Because she was the very last surviving veteran of the Great War.

Florence joined the Women’s Royal Air Force in September of 1918 when she was just seventeen years old.  With her death, we have no more direct living historical witnesses to one of the most tragic examples of human misery, death, and self-destruction ever witnessed on planet Earth.  The Great War (before World War II, the first World War was known as the “Great War” because it’s horrors and impact were so unimaginable that it was expected to be the ‘war to end all wars’) is rapidly becoming known for a new moniker:  the forgotten war.

You would think it unimaginable that a world conflict spanning 5 years and nearly 10,000,000 military lives and millions more civilian would be  so little understood and so little studied today.  There is not a person living in Europe, many parts of Africa, Asia, and North America that has not been impacted by the first World War.  Indeed, you may not even be aware just how much of your own family history was propelled in certain directions and tangents that led to you being here and reading this now all due to events from 1914-1918.

Had the War not occurred, your own direct ancestral history over the last 100 years would almost certainly not have played the way it has occurred.  In fact, if you view the Second World War as a consequence and direct result of the First World War, than it’s even more obvious to see the impact on your life and family history.

After all, the Great War wasn’t just about casualties.  It was about the arc of life itself.  It impacted culture, society, family, employment, and life as we know it in countless and immeasurable ways.  Your great grandparents made decisions based on the reality of war-time whether they were personally involved in the Great War or not.

So how do we preserve the First World War?  How do we capture, digest, understand, and live the history and the memory of this worldly event?  Surely, it deserves more than a moment of silence on November 11th.

We could read diaries, research events, and write about them.  But even a good book has to be read to have any worth whatsoever.  Who would read a book on a War that is rapidly becoming forgotten?  No, the story must be told in a more engaging way… or better yet, it must be ‘shown’.
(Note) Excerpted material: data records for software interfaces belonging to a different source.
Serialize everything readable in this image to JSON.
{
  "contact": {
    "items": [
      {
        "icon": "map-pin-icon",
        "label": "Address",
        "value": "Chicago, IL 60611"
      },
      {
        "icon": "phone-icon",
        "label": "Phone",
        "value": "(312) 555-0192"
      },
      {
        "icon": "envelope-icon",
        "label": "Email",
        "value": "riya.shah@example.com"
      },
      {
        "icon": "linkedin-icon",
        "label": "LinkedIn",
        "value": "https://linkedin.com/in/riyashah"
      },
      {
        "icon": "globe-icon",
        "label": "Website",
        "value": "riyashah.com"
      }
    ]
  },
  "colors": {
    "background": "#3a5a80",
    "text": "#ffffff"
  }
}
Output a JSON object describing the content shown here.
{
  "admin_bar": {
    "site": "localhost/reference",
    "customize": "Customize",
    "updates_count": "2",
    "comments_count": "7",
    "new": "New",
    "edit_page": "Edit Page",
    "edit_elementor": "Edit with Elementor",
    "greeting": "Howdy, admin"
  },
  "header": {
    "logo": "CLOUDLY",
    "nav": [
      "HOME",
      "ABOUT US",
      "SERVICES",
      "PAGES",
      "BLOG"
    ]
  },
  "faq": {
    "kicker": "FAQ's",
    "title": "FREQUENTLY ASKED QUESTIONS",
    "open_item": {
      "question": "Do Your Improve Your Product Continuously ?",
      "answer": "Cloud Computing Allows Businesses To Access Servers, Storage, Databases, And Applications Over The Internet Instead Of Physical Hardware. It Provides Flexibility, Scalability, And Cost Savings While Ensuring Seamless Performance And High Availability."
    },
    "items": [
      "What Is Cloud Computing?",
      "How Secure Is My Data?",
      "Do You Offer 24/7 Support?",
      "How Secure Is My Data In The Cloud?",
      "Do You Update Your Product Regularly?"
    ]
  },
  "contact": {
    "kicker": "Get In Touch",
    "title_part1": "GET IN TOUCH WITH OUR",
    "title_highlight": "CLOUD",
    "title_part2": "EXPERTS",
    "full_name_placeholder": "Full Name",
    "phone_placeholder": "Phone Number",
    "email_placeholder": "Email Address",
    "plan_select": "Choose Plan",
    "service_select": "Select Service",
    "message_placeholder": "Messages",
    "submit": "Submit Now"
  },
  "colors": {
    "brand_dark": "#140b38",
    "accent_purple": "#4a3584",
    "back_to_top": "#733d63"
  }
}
Each Worth 1000 Words…

If a picture is worth a 1000 words than creating a website with thousands of pictures may be the best and most complete way to piece together the narrative of the War.  It’s my objective to steadily and progressively add thousands of actual image, photographs, and art taken from the First World War and feature them on

I will start with the known and easily accessible photographs and then invite any of you who have private family pictures depicting scenes of the Great War to submit them to the site and share them with the world.  Hopefully in time, if the project becomes successful, we’ll have the most complete pictorial account of the First World War freely available to anyone interested.   Call it artistic expression, photojournalism, time travel, curiosity magnet or whatever you wish, but will expose and document the horrors of war and ensure that – as a historical record or directory – this archive will inform and educate adults and children alike on the war that was to end all wars.
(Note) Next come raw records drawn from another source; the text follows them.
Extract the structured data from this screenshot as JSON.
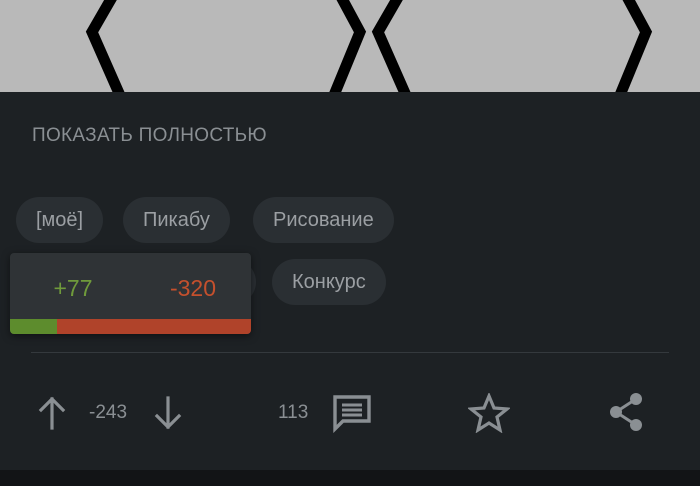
{
  "post": {
    "show_more_label": "ПОКАЗАТЬ ПОЛНОСТЬЮ",
    "tags": [
      "[моё]",
      "Пикабу",
      "Рисование",
      "Конкурс"
    ]
  },
  "rating_popup": {
    "pluses": "+77",
    "minuses": "-320",
    "plus_fraction": 0.194
  },
  "actions": {
    "rating": "-243",
    "comments_count": "113",
    "icons": [
      "arrow-up-icon",
      "arrow-down-icon",
      "comment-icon",
      "star-icon",
      "share-icon"
    ]
  },
  "colors": {
    "background": "#1d2124",
    "tag_background": "#2a2f33",
    "plus_green": "#5d8c2d",
    "minus_red": "#b0432a"
  }
}
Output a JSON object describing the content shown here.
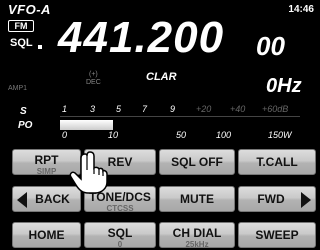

I’m a believer in the power of pictures.  But I know that pictures need context.  Where possible, I will try and provide a frame of reference or general information that spans through all the main aspects and realities of World War I.  After studying countless pictures of life during World War One, I’m certain it will lead you too to a greater impression, knowledge, and appreciation of the magnitude of this event.

To that end, I must warn you that there are some graphic images here.   War isn’t pretty.  And if we’re to learn from our past, we must witness the kinship and camaraderie in the same dosages as the gore and mutilation.  It just wouldn’t do justice to the fallen if I arbitrarily censored images because I found them difficult to view and witness.

I’m not sure if I’ll meet the challenge, or fall short, or hopefully, exceed it!   But I am sure I will try my best.  I certainly could use the time and effort of volunteers to help in building the library, cataloging the pictures, and/or providing accurate captions and information on the photos on the site.  That would be outstanding.

In 2014, it will be the 100th anniversary of the start of World War I.  This is perhaps the best and only time we will have to effectively engage and educate current generations on this world conflict.  Maybe with a lot of effort and a little help, we can all do our parts to make sure Florence wasn’t the last connection to the Great War.  To that end, maybe there is still hope that we can add the word “never” to the “forgotten war”.

Kindest Regards,


World War I Enthusiast